Records supplied: Begin

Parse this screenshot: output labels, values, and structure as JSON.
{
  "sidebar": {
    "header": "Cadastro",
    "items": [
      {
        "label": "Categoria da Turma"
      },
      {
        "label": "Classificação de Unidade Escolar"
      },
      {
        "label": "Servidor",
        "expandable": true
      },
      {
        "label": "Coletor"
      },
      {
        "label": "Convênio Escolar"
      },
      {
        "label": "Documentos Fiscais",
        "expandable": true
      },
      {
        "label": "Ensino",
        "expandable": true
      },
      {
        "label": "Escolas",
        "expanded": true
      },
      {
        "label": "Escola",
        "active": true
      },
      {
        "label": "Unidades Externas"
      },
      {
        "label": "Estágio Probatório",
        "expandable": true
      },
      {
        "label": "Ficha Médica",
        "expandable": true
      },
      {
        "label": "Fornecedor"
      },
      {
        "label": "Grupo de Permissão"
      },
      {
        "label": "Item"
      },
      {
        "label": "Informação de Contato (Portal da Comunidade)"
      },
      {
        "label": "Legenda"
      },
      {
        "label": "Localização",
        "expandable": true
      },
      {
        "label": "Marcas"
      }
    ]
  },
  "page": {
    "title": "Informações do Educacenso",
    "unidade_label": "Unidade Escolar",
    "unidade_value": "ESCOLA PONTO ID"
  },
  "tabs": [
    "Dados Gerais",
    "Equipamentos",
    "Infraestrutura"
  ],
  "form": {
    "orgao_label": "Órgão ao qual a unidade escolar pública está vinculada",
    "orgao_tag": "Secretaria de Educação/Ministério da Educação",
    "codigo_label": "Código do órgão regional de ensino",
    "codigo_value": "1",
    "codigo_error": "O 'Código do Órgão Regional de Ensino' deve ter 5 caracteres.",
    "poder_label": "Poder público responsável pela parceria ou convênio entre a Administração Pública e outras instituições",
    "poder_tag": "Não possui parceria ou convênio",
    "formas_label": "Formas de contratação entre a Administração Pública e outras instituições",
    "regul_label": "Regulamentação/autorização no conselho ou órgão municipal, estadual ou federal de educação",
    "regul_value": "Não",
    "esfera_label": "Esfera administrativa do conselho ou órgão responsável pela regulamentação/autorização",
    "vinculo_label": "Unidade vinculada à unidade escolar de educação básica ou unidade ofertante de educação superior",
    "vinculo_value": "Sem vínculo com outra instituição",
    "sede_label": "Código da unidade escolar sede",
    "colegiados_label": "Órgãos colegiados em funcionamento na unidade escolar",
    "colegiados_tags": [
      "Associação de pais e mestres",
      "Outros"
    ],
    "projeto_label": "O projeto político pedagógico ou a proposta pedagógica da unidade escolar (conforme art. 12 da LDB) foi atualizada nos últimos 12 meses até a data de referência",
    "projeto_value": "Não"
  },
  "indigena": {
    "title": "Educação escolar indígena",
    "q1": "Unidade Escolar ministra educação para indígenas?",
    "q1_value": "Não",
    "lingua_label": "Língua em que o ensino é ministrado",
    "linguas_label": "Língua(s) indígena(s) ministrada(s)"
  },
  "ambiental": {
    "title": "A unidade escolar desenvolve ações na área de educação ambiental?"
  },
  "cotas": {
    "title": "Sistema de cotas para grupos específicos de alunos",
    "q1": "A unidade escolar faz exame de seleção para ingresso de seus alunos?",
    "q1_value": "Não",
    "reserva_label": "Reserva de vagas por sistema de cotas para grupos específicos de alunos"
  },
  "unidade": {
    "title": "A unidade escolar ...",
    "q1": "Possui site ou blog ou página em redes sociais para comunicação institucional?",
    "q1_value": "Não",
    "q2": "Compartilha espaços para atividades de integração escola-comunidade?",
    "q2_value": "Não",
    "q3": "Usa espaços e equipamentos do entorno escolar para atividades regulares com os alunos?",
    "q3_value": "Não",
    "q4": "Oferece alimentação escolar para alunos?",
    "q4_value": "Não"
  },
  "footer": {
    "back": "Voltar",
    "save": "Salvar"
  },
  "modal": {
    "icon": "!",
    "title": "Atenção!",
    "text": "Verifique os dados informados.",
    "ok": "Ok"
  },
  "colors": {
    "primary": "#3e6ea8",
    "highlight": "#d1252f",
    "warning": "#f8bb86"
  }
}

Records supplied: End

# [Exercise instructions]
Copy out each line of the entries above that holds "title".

# [Solution to this task]
    "title": "Informações do Educacenso",
    "title": "Educação escolar indígena",
    "title": "A unidade escolar desenvolve ações na área de educação ambiental?"
    "title": "Sistema de cotas para grupos específicos de alunos",
    "title": "A unidade escolar ...",
    "title": "Atenção!",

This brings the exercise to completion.